PDK/Gallup poll Part 2 shows teachers matter

The folks at PDK and Gallup apparently had so much to report in this year’s annual poll of public attitudes toward public schools, they had to release it in two parts. Part 1, which we summarized here, addressed the Common Core state standards and perceptions about public schools more generally.
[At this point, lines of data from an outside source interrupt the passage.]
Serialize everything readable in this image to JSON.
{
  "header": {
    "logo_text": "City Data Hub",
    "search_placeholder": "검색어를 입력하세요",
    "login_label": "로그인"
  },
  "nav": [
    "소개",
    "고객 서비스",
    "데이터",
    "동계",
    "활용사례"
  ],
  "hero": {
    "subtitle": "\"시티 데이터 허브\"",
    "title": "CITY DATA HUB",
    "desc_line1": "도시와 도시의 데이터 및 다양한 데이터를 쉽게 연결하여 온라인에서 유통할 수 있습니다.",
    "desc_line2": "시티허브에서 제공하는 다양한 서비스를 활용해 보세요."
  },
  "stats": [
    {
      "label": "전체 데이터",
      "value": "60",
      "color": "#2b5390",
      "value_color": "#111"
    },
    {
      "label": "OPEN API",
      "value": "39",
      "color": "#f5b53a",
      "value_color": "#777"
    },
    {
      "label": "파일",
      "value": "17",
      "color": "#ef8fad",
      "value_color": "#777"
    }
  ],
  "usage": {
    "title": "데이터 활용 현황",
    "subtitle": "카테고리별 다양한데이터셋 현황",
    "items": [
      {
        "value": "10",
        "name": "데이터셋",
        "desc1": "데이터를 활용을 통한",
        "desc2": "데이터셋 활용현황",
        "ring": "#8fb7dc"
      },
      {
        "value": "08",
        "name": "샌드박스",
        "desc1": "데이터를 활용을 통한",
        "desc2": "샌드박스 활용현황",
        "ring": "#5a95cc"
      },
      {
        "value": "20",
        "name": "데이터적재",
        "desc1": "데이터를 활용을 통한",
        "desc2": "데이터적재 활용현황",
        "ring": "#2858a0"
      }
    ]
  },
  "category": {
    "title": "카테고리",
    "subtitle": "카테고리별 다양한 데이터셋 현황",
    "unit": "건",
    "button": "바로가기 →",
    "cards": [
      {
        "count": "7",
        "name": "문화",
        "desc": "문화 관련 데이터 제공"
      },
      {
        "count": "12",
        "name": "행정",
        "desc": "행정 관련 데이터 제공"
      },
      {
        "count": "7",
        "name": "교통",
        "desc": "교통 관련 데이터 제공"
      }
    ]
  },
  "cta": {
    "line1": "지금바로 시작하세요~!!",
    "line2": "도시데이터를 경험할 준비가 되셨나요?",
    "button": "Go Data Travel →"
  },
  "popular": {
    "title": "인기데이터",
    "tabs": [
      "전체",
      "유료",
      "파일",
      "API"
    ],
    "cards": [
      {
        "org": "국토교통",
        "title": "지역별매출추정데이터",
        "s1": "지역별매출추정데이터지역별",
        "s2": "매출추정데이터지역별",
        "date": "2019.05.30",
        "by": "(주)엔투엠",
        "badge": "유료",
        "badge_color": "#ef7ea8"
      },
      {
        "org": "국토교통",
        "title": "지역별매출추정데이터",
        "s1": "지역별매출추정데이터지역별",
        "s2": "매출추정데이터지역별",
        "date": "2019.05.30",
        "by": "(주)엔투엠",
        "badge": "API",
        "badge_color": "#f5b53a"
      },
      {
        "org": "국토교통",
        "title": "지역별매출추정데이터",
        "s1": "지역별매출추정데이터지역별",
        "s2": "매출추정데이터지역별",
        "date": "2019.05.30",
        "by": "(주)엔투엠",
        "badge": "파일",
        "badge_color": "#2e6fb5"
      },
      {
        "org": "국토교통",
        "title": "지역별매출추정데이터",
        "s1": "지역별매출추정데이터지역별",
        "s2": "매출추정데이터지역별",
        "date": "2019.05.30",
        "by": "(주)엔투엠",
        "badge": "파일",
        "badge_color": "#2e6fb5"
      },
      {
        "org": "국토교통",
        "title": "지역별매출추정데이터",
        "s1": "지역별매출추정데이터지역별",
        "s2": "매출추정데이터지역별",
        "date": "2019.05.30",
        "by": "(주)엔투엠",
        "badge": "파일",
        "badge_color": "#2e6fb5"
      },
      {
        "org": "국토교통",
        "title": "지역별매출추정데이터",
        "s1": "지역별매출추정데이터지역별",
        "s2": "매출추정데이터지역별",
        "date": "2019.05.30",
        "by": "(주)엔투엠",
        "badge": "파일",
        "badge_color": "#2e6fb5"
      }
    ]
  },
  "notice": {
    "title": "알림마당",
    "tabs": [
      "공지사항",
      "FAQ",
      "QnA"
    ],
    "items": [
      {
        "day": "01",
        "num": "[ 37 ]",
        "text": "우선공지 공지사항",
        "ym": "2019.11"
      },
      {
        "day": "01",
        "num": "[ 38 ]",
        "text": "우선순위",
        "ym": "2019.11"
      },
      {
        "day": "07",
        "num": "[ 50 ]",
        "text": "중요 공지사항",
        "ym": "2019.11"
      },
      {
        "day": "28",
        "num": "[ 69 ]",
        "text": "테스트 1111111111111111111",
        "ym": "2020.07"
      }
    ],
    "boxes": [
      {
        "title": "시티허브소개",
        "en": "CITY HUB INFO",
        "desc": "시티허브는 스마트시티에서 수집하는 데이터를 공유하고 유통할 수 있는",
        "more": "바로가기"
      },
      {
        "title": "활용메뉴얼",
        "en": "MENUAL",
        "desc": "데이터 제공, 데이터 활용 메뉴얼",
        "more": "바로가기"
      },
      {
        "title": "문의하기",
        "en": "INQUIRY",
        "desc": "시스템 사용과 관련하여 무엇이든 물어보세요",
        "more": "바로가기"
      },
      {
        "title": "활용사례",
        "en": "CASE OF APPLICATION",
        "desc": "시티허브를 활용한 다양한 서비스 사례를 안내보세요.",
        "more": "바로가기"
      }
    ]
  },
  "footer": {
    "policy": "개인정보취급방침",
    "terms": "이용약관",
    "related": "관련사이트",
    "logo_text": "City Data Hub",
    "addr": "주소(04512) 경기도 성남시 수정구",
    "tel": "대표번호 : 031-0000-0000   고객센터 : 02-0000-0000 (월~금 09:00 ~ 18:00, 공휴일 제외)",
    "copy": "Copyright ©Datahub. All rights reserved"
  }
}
Part 2, released this week,

Poverty Not the Reason Teachers Labeled Ineffective

It’s no secret that most teachers are not fans of being evaluated based on student test scores.  This is true even though, according to the findings of an upcoming teacher survey from EdSector, the majority of teachers believe they should receive pay increases if they consistently receive outstanding evaluations from their principals . The survey also

Merit pay revisited- Is Denver’s pay for performance a model plan?

Although it remains a controversial issue, merit pay has long since evolved from the days when test scores were the single factor in determining whether a teacher would get paid for performance.  Nowadays a number of school districts across the country have developed multi-pronged plans aimed at equitably rewarding teachers for their accomplishments.  Nonetheless, the

New York City stops pay for performance

The New York Times is reporting that a “program that distributed $56 million in performance bonuses to teachers and other school staff members over the last three years will be permanently discontinued” because a study by the RAND corporation found that “the bonuses had no positive effect on either student performance or teachers’ attitudes toward their